It does not take any goading to get head coach Dwane Casey to admit the Toronto Raptors are the authors of their own misery as playoff positioning becomes a topic of conversation throughout the NBA.
Heading into Monday's game against the Washington Wizards at the Air Canada Centre, the Raptors suddenly – unexpectedly – find themselves in the postseason mix (which was unthinkable several weeks ago). A 4-19 start tends to have that affect.
But the Raptors had won six of their last seven, and, with 26 games left in the regular season, were just four games in arrears of the Milwaukee Bucks for the eighth and final playoff spot in the Eastern Conference.
"We've kind of got to the point where we wanted to be, as knocking on the door of the playoffs," is how Casey put it.
If the Raptors (23-34) hope to make a serious run they cannot afford to put up ragged displays like Monday's against the Wizards (18-37), who walked away with a 90-84 victory.
It was an excruciating night of basketball, especially on behalf of the Raptors, who seemed to be listless participants playing without any sense of urgency.
"Why we wouldn't have that at this time of year, and for what we're fighting for and scratching for and what we've been through is shocking to me," an upset Casey said afterward.
Toronto had defeated Washington 96-88 last week, but was flat during a tepid opening half, as the Wizards opened up a 40-32 lead.
The Wizards carted a 63-54 lead into the fourth quarter, and made the key shots every time the Raptors appeared poised to make a run.
The death knell was finally sounded by Nene, Washington's rugged power forward, who bulled his way along the baseline for a reverse layup while getting fouled by Alan Anderson.
Nene made the free throw that extended Washington's lead to 79-67 with 5 minutes 30 seconds left, and Toronto didn't have the stomach to counter-punch.
Bradley Beal led Washington with 20 points, while DeMar DeRozan responded with 25 for Toronto.
Rudy Gay struggled all game, going 1-for-11 to finish with seven points in a game-high 41:49.
"It was a stinker," Casey said. "They whipped us, they outworked us."
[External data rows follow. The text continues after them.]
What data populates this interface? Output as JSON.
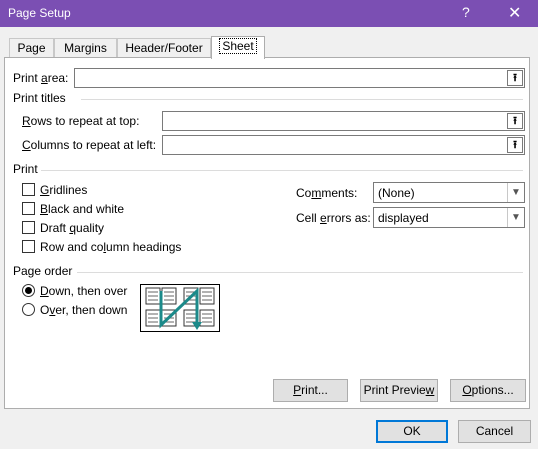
{
  "window": {
    "title": "Page Setup",
    "help_glyph": "?",
    "close_glyph": "✕"
  },
  "tabs": [
    {
      "label": "Page",
      "active": false
    },
    {
      "label": "Margins",
      "active": false
    },
    {
      "label": "Header/Footer",
      "active": false
    },
    {
      "label": "Sheet",
      "active": true
    }
  ],
  "sheet": {
    "print_area": {
      "label_pre": "Print ",
      "label_u": "a",
      "label_post": "rea:",
      "value": ""
    },
    "print_titles": {
      "heading": "Print titles",
      "rows": {
        "label_u": "R",
        "label_post": "ows to repeat at top:",
        "value": ""
      },
      "columns": {
        "label_u": "C",
        "label_post": "olumns to repeat at left:",
        "value": ""
      }
    },
    "print": {
      "heading": "Print",
      "gridlines": {
        "label_u": "G",
        "label_post": "ridlines",
        "checked": false
      },
      "black_white": {
        "label_u": "B",
        "label_post": "lack and white",
        "checked": false
      },
      "draft": {
        "label_pre": "Draft ",
        "label_u": "q",
        "label_post": "uality",
        "checked": false
      },
      "headings": {
        "label_pre": "Row and co",
        "label_u": "l",
        "label_post": "umn headings",
        "checked": false
      },
      "comments": {
        "label_pre": "Co",
        "label_u": "m",
        "label_post": "ments:",
        "value": "(None)"
      },
      "cell_errors": {
        "label_pre": "Cell ",
        "label_u": "e",
        "label_post": "rrors as:",
        "value": "displayed"
      }
    },
    "page_order": {
      "heading": "Page order",
      "down_over": {
        "label_u": "D",
        "label_post": "own, then over",
        "selected": true
      },
      "over_down": {
        "label_pre": "O",
        "label_u": "v",
        "label_post": "er, then down",
        "selected": false
      }
    }
  },
  "buttons": {
    "print": {
      "label_u": "P",
      "label_post": "rint..."
    },
    "preview": {
      "label_pre": "Print Previe",
      "label_u": "w",
      "label_post": ""
    },
    "options": {
      "label_u": "O",
      "label_post": "ptions..."
    },
    "ok": "OK",
    "cancel": "Cancel"
  },
  "colors": {
    "titlebar": "#7b4fb3",
    "accent": "#0078d7"
  }
}
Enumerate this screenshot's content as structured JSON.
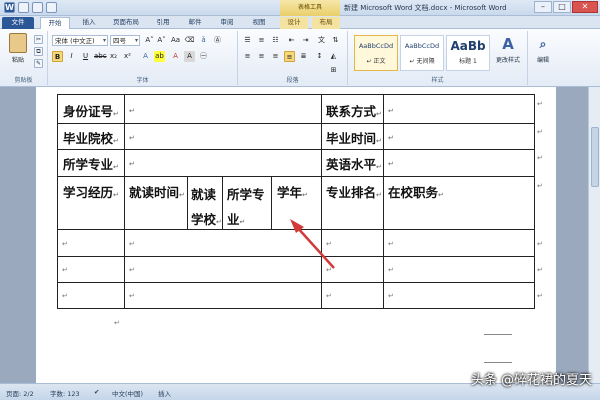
{
  "window": {
    "title": "新建 Microsoft Word 文档.docx - Microsoft Word",
    "context_tab_group": "表格工具"
  },
  "tabs": [
    {
      "label": "文件"
    },
    {
      "label": "开始"
    },
    {
      "label": "插入"
    },
    {
      "label": "页面布局"
    },
    {
      "label": "引用"
    },
    {
      "label": "邮件"
    },
    {
      "label": "审阅"
    },
    {
      "label": "视图"
    },
    {
      "label": "设计"
    },
    {
      "label": "布局"
    }
  ],
  "ribbon": {
    "clipboard": {
      "paste_label": "粘贴",
      "group_label": "剪贴板"
    },
    "font": {
      "font_name": "宋体 (中文正)",
      "font_size": "四号",
      "group_label": "字体"
    },
    "paragraph": {
      "group_label": "段落"
    },
    "styles": {
      "group_label": "样式",
      "items": [
        {
          "sample": "AaBbCcDd",
          "name": "↵ 正文"
        },
        {
          "sample": "AaBbCcDd",
          "name": "↵ 无间隔"
        },
        {
          "sample": "AaBb",
          "name": "标题 1"
        }
      ],
      "change_styles": "更改样式"
    },
    "editing": {
      "label": "编辑"
    }
  },
  "table": {
    "rows": [
      {
        "cells": [
          "身份证号",
          "",
          "联系方式",
          ""
        ]
      },
      {
        "cells": [
          "毕业院校",
          "",
          "毕业时间",
          ""
        ]
      },
      {
        "cells": [
          "所学专业",
          "",
          "英语水平",
          ""
        ]
      },
      {
        "cells": [
          "学习经历",
          "就读时间",
          "就读学校",
          "所学专业",
          "学年",
          "专业排名",
          "在校职务"
        ]
      }
    ]
  },
  "statusbar": {
    "page": "页面: 2/2",
    "words": "字数: 123",
    "language": "中文(中国)",
    "mode": "插入"
  },
  "watermark": "头条 @碎花裙的夏天",
  "colors": {
    "accent": "#2b5797",
    "arrow": "#d33a3a"
  }
}
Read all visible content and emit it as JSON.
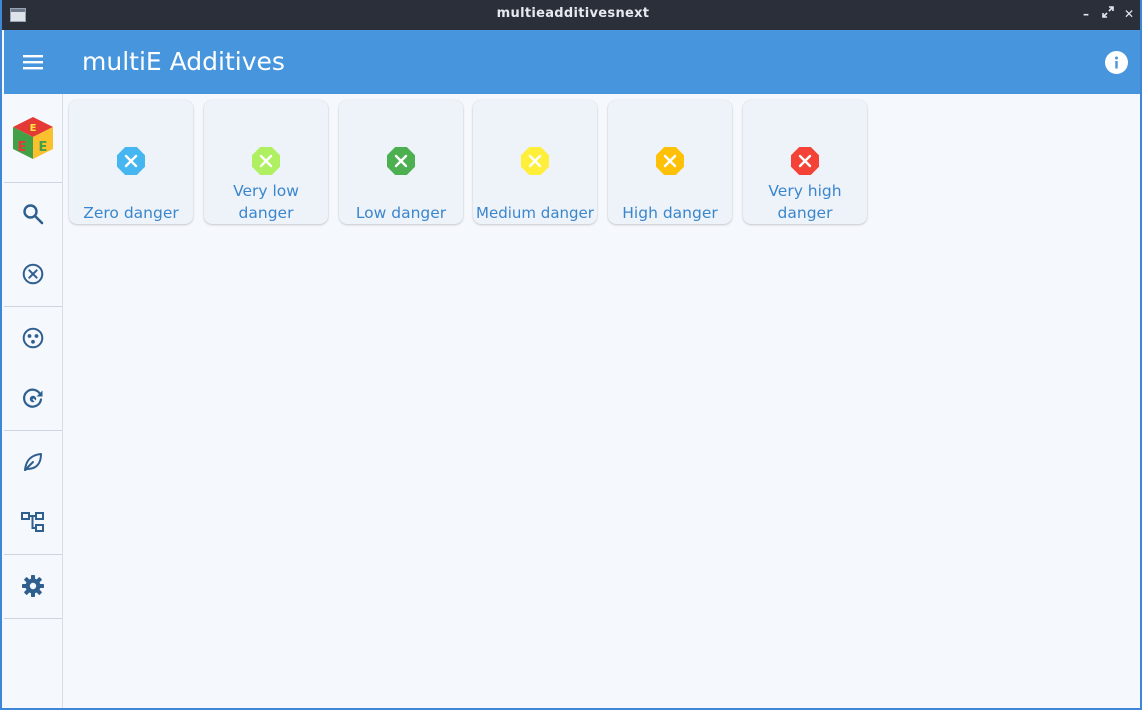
{
  "window": {
    "title": "multieadditivesnext"
  },
  "appbar": {
    "title": "multiE Additives"
  },
  "colors": {
    "primary": "#4695dd",
    "label": "#3a86cc",
    "icon": "#2f5f8f"
  },
  "sidebar": {
    "items": [
      {
        "name": "app-logo",
        "icon": "cube-logo-icon"
      },
      {
        "name": "search",
        "icon": "search-icon"
      },
      {
        "name": "dangers",
        "icon": "cancel-circle-icon"
      },
      {
        "name": "groups",
        "icon": "dots-circle-icon"
      },
      {
        "name": "refresh",
        "icon": "refresh-circle-icon"
      },
      {
        "name": "vegetarian",
        "icon": "leaf-icon"
      },
      {
        "name": "categories",
        "icon": "tree-icon"
      },
      {
        "name": "settings",
        "icon": "gear-icon"
      }
    ]
  },
  "dangers": [
    {
      "label": "Zero danger",
      "color": "#45b6f0"
    },
    {
      "label": "Very low danger",
      "color": "#aef060"
    },
    {
      "label": "Low danger",
      "color": "#4caf50"
    },
    {
      "label": "Medium danger",
      "color": "#ffee3a"
    },
    {
      "label": "High danger",
      "color": "#ffc107"
    },
    {
      "label": "Very high danger",
      "color": "#f44336"
    }
  ]
}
A renewed commitment to defensive play, the continued solid play of Amir Johnson, not to mention the recent acquisition of Gay, has injected new life into the Raptors.
During the month of February, Toronto's defence has been among the NBA's best, holding opponents to an average of 92.9 points through its first 10 games.
Still, Casey must be left wondering where they would be if they had won only 12 of their first 23 games. "We went about it the hard way," the coach said. "I wouldn't recommend that for anybody. But at this point, I'm very happy with what we've got going here."
What they got going is a huge week.
The Raptors next head to Cleveland to play another sub-.500 team in the Cavaliers on Wednesday. Then, the Raptors will play the Indiana Pacers at home on Friday, before a key encounter Saturday against the Bucks in Milwaukee.
The following week, the Raptors will make their final west coast swing of the season, which will take them through Golden State, Phoenix and Los Angeles for a game against the Lakers.
The Raptors now have 25 games remaining in the regular season, 13 against teams that currently sport sub-.500 records.
Not an impossible task, but not an easy one, either. "So we got a tough row to hoe," Casey said.